(HOW TO COMPLETE THIS TASK): Would you write out the whole listing below exactly as given?

>>>>

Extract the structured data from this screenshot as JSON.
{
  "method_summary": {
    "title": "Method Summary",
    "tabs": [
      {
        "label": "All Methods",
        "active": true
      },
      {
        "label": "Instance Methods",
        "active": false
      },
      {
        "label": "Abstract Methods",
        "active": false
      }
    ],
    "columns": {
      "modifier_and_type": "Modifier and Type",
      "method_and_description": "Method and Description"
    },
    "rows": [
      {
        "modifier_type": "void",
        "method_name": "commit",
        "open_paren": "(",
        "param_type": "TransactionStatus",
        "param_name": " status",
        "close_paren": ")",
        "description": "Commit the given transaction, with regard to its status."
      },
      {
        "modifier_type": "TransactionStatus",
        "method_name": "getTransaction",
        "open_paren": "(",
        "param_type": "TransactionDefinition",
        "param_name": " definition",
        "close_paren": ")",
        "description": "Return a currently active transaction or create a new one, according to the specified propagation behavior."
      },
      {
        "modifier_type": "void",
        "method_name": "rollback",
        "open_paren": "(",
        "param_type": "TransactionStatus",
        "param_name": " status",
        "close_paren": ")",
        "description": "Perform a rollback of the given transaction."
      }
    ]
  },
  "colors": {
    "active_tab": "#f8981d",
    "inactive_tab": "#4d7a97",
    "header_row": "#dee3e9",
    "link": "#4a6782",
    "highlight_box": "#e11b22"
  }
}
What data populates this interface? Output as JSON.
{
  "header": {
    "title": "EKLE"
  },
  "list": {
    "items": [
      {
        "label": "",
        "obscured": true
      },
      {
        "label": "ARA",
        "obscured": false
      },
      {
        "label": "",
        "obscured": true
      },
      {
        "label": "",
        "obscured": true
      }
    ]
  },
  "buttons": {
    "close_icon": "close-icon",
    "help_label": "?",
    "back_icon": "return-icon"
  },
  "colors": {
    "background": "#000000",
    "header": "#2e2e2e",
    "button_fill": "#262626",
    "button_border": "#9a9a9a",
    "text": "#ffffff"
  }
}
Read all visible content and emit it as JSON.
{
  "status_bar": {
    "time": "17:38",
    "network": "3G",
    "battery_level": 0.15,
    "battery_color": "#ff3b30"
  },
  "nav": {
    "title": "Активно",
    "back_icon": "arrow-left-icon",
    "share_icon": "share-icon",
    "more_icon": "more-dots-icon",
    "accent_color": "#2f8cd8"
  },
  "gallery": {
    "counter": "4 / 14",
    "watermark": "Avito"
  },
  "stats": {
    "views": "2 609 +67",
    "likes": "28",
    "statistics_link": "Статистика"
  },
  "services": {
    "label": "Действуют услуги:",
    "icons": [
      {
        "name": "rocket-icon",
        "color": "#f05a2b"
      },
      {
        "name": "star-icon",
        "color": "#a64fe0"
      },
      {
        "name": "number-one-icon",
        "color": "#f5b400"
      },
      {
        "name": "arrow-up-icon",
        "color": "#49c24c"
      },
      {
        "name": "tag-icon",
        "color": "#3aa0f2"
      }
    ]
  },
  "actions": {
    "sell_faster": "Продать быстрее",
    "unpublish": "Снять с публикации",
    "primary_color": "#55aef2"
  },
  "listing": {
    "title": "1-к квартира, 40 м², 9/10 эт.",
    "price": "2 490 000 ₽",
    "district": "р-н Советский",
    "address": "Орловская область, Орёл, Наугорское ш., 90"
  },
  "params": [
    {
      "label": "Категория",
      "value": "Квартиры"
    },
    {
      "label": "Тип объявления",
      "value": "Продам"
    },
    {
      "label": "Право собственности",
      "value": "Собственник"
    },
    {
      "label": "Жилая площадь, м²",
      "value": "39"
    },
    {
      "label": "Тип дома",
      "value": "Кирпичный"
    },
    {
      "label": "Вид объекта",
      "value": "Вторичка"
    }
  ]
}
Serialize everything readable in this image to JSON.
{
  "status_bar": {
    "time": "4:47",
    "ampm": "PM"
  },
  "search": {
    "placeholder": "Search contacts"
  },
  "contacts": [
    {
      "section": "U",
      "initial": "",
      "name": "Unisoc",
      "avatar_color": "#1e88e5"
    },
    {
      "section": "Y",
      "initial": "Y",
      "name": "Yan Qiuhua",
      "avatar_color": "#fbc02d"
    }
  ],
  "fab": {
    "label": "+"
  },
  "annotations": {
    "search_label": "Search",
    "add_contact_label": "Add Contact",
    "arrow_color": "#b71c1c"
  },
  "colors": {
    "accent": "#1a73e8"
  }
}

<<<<

(ANSWER TO THIS EXERCISE):
Extract the structured data from this screenshot as JSON.
{
  "method_summary": {
    "title": "Method Summary",
    "tabs": [
      {
        "label": "All Methods",
        "active": true
      },
      {
        "label": "Instance Methods",
        "active": false
      },
      {
        "label": "Abstract Methods",
        "active": false
      }
    ],
    "columns": {
      "modifier_and_type": "Modifier and Type",
      "method_and_description": "Method and Description"
    },
    "rows": [
      {
        "modifier_type": "void",
        "method_name": "commit",
        "open_paren": "(",
        "param_type": "TransactionStatus",
        "param_name": " status",
        "close_paren": ")",
        "description": "Commit the given transaction, with regard to its status."
      },
      {
        "modifier_type": "TransactionStatus",
        "method_name": "getTransaction",
        "open_paren": "(",
        "param_type": "TransactionDefinition",
        "param_name": " definition",
        "close_paren": ")",
        "description": "Return a currently active transaction or create a new one, according to the specified propagation behavior."
      },
      {
        "modifier_type": "void",
        "method_name": "rollback",
        "open_paren": "(",
        "param_type": "TransactionStatus",
        "param_name": " status",
        "close_paren": ")",
        "description": "Perform a rollback of the given transaction."
      }
    ]
  },
  "colors": {
    "active_tab": "#f8981d",
    "inactive_tab": "#4d7a97",
    "header_row": "#dee3e9",
    "link": "#4a6782",
    "highlight_box": "#e11b22"
  }
}
What data populates this interface? Output as JSON.
{
  "header": {
    "title": "EKLE"
  },
  "list": {
    "items": [
      {
        "label": "",
        "obscured": true
      },
      {
        "label": "ARA",
        "obscured": false
      },
      {
        "label": "",
        "obscured": true
      },
      {
        "label": "",
        "obscured": true
      }
    ]
  },
  "buttons": {
    "close_icon": "close-icon",
    "help_label": "?",
    "back_icon": "return-icon"
  },
  "colors": {
    "background": "#000000",
    "header": "#2e2e2e",
    "button_fill": "#262626",
    "button_border": "#9a9a9a",
    "text": "#ffffff"
  }
}
Read all visible content and emit it as JSON.
{
  "status_bar": {
    "time": "17:38",
    "network": "3G",
    "battery_level": 0.15,
    "battery_color": "#ff3b30"
  },
  "nav": {
    "title": "Активно",
    "back_icon": "arrow-left-icon",
    "share_icon": "share-icon",
    "more_icon": "more-dots-icon",
    "accent_color": "#2f8cd8"
  },
  "gallery": {
    "counter": "4 / 14",
    "watermark": "Avito"
  },
  "stats": {
    "views": "2 609 +67",
    "likes": "28",
    "statistics_link": "Статистика"
  },
  "services": {
    "label": "Действуют услуги:",
    "icons": [
      {
        "name": "rocket-icon",
        "color": "#f05a2b"
      },
      {
        "name": "star-icon",
        "color": "#a64fe0"
      },
      {
        "name": "number-one-icon",
        "color": "#f5b400"
      },
      {
        "name": "arrow-up-icon",
        "color": "#49c24c"
      },
      {
        "name": "tag-icon",
        "color": "#3aa0f2"
      }
    ]
  },
  "actions": {
    "sell_faster": "Продать быстрее",
    "unpublish": "Снять с публикации",
    "primary_color": "#55aef2"
  },
  "listing": {
    "title": "1-к квартира, 40 м², 9/10 эт.",
    "price": "2 490 000 ₽",
    "district": "р-н Советский",
    "address": "Орловская область, Орёл, Наугорское ш., 90"
  },
  "params": [
    {
      "label": "Категория",
      "value": "Квартиры"
    },
    {
      "label": "Тип объявления",
      "value": "Продам"
    },
    {
      "label": "Право собственности",
      "value": "Собственник"
    },
    {
      "label": "Жилая площадь, м²",
      "value": "39"
    },
    {
      "label": "Тип дома",
      "value": "Кирпичный"
    },
    {
      "label": "Вид объекта",
      "value": "Вторичка"
    }
  ]
}
Serialize everything readable in this image to JSON.
{
  "status_bar": {
    "time": "4:47",
    "ampm": "PM"
  },
  "search": {
    "placeholder": "Search contacts"
  },
  "contacts": [
    {
      "section": "U",
      "initial": "",
      "name": "Unisoc",
      "avatar_color": "#1e88e5"
    },
    {
      "section": "Y",
      "initial": "Y",
      "name": "Yan Qiuhua",
      "avatar_color": "#fbc02d"
    }
  ],
  "fab": {
    "label": "+"
  },
  "annotations": {
    "search_label": "Search",
    "add_contact_label": "Add Contact",
    "arrow_color": "#b71c1c"
  },
  "colors": {
    "accent": "#1a73e8"
  }
}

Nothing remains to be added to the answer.